Diabetes is not only one illness, but rather encompasses a heterogeneous group of alterations of carbohydrate metabolism with distinct genetic patterns as well as different etiologies and pathophysiological mechanisms.

There are two main types of diabetes:

  • Type 1 diabetes (T1B) usually develops in childhood and adolescence. It is an autoimmune illness which generates a deficiency in insulin production causing patients to require lifelong insulin injections for survival.
  • Type 2 diabetes (T2B) usually develops in adulthood and is related to obesity, lack of physical activity, and unhealthy diets. This is the more common type of diabetes (representing 90% of diabetic cases worldwide) and treatment may involve lifestyle changes and weight loss alone, or oral medications or even insulin injections.

Diabetes screening is recommended for:

  • Overweight children who have other risk factors for diabetes, starting at age 10 and repeated every 2 years
  • Overweight adults (BMI of 25 or higher) who have other risk factors
  • Adults starting at age 45 every 3 years, or at a younger age if the person has risk factors such as
    • A history of gestational diabetes, glucose intolerance or impaired basal glucose
    • Women with a history of giving birth to babies weighing over 4.5 kg
    • Persons who are overweight (have a BMI Body Mass Index greater than or equal to 27 kg/m2 or greater than or equal to 120% ideal weight)
    • High blood pressure
    • a HDL cholesterol level less than or equal to 35 mg/dl and/or a triglyceride level greater than 250 mg/dl)
    • a family history of type 1 diabetes

Recommended testing

Fasting plasma venous glucose test.

Type 2 Diabetes Mellitus

Type 2 diabetes mellitus (T2D), once known as adult-onset or noninsulin-dependent diabetes, is a chronic condition that affects the way your body metabolizes sugar (glucose), your body’s important source of fuel. This form is more frequent in adults over 40 although the incidence of T2D in preadolescents and adolescents in increasing due to obesity.

In this type of diabetes, the capacity for producing insulin does not disappear, but the body resists the effects of it. In the early phases of the illness, the amount of insulin produced by the pancreas is normal or high.

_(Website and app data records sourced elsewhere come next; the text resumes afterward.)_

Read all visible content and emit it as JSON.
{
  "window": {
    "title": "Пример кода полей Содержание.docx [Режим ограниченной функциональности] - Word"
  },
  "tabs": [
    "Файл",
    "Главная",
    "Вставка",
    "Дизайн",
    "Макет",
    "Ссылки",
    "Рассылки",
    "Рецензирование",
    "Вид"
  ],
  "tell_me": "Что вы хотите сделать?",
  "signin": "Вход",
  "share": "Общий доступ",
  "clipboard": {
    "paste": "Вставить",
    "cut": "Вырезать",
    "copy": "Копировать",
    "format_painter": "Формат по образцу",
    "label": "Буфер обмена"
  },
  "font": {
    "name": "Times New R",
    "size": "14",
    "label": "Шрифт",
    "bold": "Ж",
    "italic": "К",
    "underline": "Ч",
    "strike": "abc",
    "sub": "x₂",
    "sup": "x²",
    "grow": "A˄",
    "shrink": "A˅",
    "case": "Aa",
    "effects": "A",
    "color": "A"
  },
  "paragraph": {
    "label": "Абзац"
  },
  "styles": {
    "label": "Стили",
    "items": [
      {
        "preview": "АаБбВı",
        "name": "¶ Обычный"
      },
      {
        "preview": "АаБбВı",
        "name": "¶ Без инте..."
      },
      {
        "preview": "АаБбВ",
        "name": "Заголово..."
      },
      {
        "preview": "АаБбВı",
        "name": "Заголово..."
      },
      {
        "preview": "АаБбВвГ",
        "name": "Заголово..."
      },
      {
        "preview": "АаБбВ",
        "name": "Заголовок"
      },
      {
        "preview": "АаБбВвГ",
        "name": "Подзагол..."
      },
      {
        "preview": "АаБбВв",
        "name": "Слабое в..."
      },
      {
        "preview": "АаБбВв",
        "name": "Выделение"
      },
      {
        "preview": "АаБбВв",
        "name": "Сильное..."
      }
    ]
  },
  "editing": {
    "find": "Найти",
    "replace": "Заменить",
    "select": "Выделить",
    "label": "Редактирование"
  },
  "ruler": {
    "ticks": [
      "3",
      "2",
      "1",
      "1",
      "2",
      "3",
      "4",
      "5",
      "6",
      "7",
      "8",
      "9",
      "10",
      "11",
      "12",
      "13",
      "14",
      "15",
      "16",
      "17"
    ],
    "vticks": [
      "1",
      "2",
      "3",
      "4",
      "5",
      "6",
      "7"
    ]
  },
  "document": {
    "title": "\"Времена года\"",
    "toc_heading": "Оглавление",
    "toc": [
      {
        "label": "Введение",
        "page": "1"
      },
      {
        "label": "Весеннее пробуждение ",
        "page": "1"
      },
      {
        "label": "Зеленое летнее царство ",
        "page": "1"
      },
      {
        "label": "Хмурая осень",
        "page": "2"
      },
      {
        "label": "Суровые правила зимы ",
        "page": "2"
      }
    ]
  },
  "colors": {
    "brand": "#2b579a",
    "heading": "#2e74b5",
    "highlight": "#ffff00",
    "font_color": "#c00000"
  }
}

Over time, insulin production in the pancreas tends to diminish.

The etiology of diabetes is multifactorial, but most important among them are:

  • Genetic or hereditary factor: The hereditary risk for Type 2 diabetes is greater than for type 1. In almost all cases, a parent or grandparent has the illness. In the case of identical twins, if one has the illness, the other has an 80% chance of developing it also.
  • Lifestyle: 80% of the persons who develop type 2 diabetes are obese and do not lead an active life. The remaining 20% often have a hereditary defect which causes resistance to insulin.

GENE OR REGION STUDIED


  • TCF7L2
  • PPARG
  • KCNJ11
  • SLC30A8
  • FTO
  • TCF7L2
  • MTNR1B
  • TCF7L2
  • CDKAL1
  • PDE4B
  • RBMS1
  • ZNF239
  • HIGD1C
  • CCDC33
  • ZFAND6
  • SREBF1
  • TRIB3
  • 9p21.3
  • 7p13
  • 11p12
  • 3p14.3
  • 4q27
  • 12q21.1